Plans for a spaceport on Singapore that will blast tourist flights into space by 2009 have been announced by a US company which hopes to train amateur astronauts in four days - for $153,000 a head.
The 21st century space race is on between private companies competing to be the first to offer commercial space flights. Yesterday's announcement came three days after the same company, Space Adventures, announced plans to build its first spaceport in the United Arab Emirates.
Space Adventures is pitted against Richard Branson's Virgin Galactic, which is building a spaceport near Roswell, New Mexico, and has released a list of 100 passengers who have booked space flights, even though its spacecraft have not yet been built.
It was Space Adventures that organised the flights of the first three space tourists, Dennis Tito and Greg Olsen from the US, and Mark Shuttleworth from South Africa, who hitched rides on Russian rockets.
But in recent months Virgin Galactic appears to have stolen a march on Space Adventures, with a site chosen for its space port and passenger lists drawn up. Now Space Adventures has hit back with plans for not one, but two spaceports.
The first three space tourists each paid US$20 million ($28 million) and had to undergo six months of rigorous training.
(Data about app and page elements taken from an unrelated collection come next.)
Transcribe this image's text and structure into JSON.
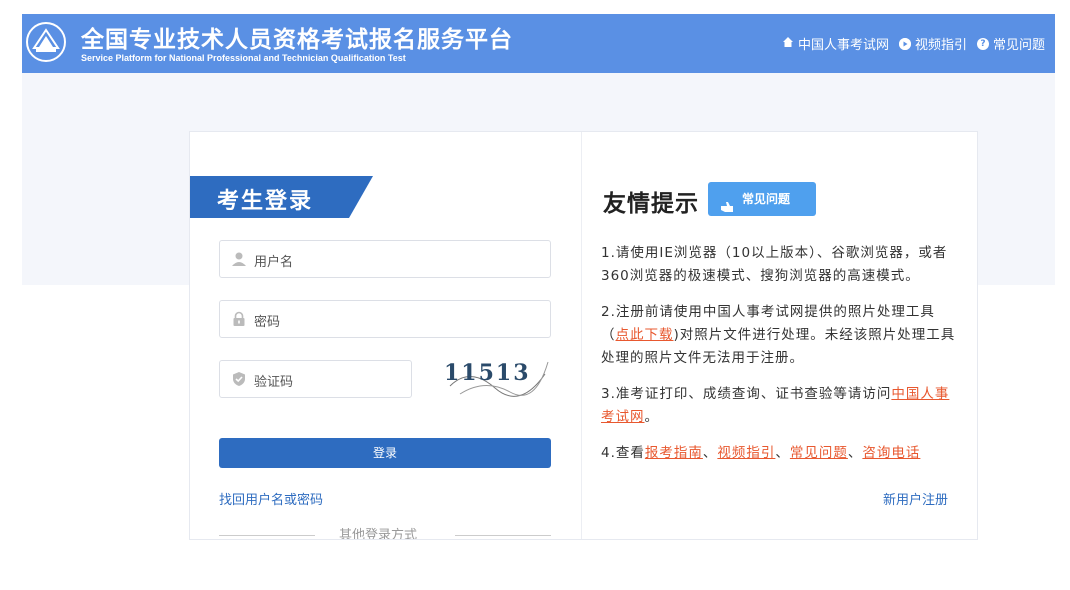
{
  "header": {
    "title": "全国专业技术人员资格考试报名服务平台",
    "subtitle": "Service Platform for National Professional and Technician Qualification Test",
    "nav": [
      {
        "label": "中国人事考试网",
        "icon": "home-icon"
      },
      {
        "label": "视频指引",
        "icon": "play-icon"
      },
      {
        "label": "常见问题",
        "icon": "question-icon"
      }
    ],
    "color": "#5a90e4"
  },
  "login": {
    "tab_label": "考生登录",
    "username_placeholder": "用户名",
    "password_placeholder": "密码",
    "captcha_placeholder": "验证码",
    "captcha_text": "11513",
    "submit_label": "登录",
    "forgot_link": "找回用户名或密码",
    "register_link": "新用户注册",
    "other_methods": "其他登录方式",
    "accent": "#2e6cc0"
  },
  "tips": {
    "title": "友情提示",
    "faq_badge": "常见问题",
    "item1": "1.请使用IE浏览器（10以上版本）、谷歌浏览器，或者360浏览器的极速模式、搜狗浏览器的高速模式。",
    "item2_pre": "2.注册前请使用中国人事考试网提供的照片处理工具（",
    "item2_link": "点此下载",
    "item2_post": ")对照片文件进行处理。未经该照片处理工具处理的照片文件无法用于注册。",
    "item3_pre": "3.准考证打印、成绩查询、证书查验等请访问",
    "item3_link": "中国人事考试网",
    "item3_post": "。",
    "item4_pre": "4.查看",
    "item4_links": [
      "报考指南",
      "视频指引",
      "常见问题",
      "咨询电话"
    ],
    "item4_sep": "、",
    "link_color": "#e8582f"
  }
}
The cash-strapped Russian space programme agreed to take them on board as passengers to raise funds.
But the new spaceflight will be on commercial spacecraft operated directly by Virgin Galactic and Space Adventures, and will be much cheaper, though still beyond the pockets of most tourists.
Both companies say their flights will be considerably safer than getting a ride on board existing spacecraft, and will require just a few days of training.
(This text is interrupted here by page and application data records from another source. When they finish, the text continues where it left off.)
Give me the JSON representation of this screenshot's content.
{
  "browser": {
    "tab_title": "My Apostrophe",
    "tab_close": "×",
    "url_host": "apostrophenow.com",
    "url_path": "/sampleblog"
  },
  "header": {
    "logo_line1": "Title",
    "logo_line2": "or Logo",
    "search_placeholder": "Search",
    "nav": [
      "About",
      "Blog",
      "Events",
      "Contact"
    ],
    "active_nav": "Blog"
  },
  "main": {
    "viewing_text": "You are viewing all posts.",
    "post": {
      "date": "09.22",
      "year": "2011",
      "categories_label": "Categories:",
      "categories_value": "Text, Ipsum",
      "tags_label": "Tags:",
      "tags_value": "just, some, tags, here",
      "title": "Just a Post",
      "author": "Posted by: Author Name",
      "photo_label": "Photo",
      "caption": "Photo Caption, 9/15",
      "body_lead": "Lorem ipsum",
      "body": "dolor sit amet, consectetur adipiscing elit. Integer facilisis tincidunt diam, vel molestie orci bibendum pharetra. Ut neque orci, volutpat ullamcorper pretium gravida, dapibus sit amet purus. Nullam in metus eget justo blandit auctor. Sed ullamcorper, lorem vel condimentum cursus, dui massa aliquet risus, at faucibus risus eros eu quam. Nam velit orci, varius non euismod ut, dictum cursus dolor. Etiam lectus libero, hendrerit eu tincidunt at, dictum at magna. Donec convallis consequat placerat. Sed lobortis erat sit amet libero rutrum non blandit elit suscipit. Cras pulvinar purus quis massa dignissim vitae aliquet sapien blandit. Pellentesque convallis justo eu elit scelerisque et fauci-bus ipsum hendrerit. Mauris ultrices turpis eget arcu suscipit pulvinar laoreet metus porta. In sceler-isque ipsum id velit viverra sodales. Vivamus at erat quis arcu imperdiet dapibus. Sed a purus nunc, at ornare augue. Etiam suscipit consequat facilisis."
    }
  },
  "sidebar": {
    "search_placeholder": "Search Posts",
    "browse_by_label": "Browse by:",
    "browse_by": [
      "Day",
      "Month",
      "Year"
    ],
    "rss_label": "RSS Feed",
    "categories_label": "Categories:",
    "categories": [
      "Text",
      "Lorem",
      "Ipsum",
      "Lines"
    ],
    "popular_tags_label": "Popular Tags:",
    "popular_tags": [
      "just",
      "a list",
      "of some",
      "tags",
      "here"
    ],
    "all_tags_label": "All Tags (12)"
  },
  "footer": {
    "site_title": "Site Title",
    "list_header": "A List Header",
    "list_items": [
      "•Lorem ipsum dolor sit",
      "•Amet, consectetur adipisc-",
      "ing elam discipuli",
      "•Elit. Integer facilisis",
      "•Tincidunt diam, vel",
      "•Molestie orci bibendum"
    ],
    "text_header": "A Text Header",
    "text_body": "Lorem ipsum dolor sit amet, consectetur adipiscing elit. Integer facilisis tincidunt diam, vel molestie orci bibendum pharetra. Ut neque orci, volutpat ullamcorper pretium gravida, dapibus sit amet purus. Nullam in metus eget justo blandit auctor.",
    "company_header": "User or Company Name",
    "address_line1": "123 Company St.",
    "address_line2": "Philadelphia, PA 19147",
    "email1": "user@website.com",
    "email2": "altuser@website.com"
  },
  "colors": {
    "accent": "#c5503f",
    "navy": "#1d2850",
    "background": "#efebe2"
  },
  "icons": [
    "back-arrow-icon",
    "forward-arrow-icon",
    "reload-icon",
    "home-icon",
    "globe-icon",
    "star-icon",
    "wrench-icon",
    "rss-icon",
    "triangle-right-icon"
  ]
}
The reason is that both will be operating a new generation of "sub-orbital" spacecraft which will be able to fly high enough to leave the atmosphere so that passengers can experience weightlessness and look down on Earth from space, but will not go fast enough to reach full orbit.
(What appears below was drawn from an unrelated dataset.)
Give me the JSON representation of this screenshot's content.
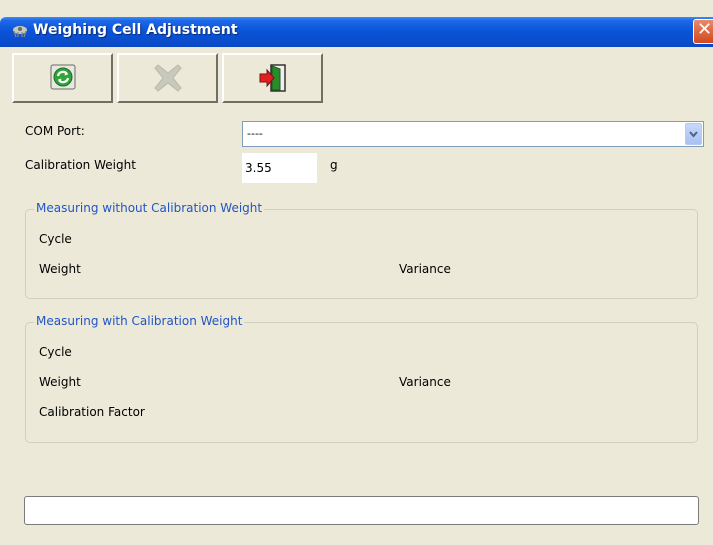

For added safety, they will not be launched from the ground like existing rockets but will be lifted off the ground by carrier aircraft and launched in mid-air, so that in the event of any rocket failure the spacecraft can glide safely back down to earth.
The two companies are each working with an aerospace partner on separate designs. Each will be small and carry only a handful of passengers. Neither design has gone into production yet but Virgin Galactic says it will begin flights in 2008, while Space Adventures has sold a Chinese businessman, Jiang Fang, a place on a sub-orbital spaceflight next year.
Competition is also intensifying between different countries and cities to host commercial spaceports, which are seen as potential tourist magnets. In both Singapore and the UAE, Space Adventures has received support from local governments keen to attract the commercial space business.
Space Adventures has gone for accessibility, building its spaceports in Singapore and As al-Chamois, near Dubai, close to two of Asia's main hub airports, while Virgin Galactic has gone for the mystique of Roswell, according to urban myth the site of a UFO crash in 1947.
How the tourist flights compare :
Spaceports: Singapore, UAE
Start date: 2007
Spaceports: Roswell, New Mexico
Start date: 2008
Both offer "suborbital" flights, giving passengers a feeling of weightlessness and a view of the Earth from space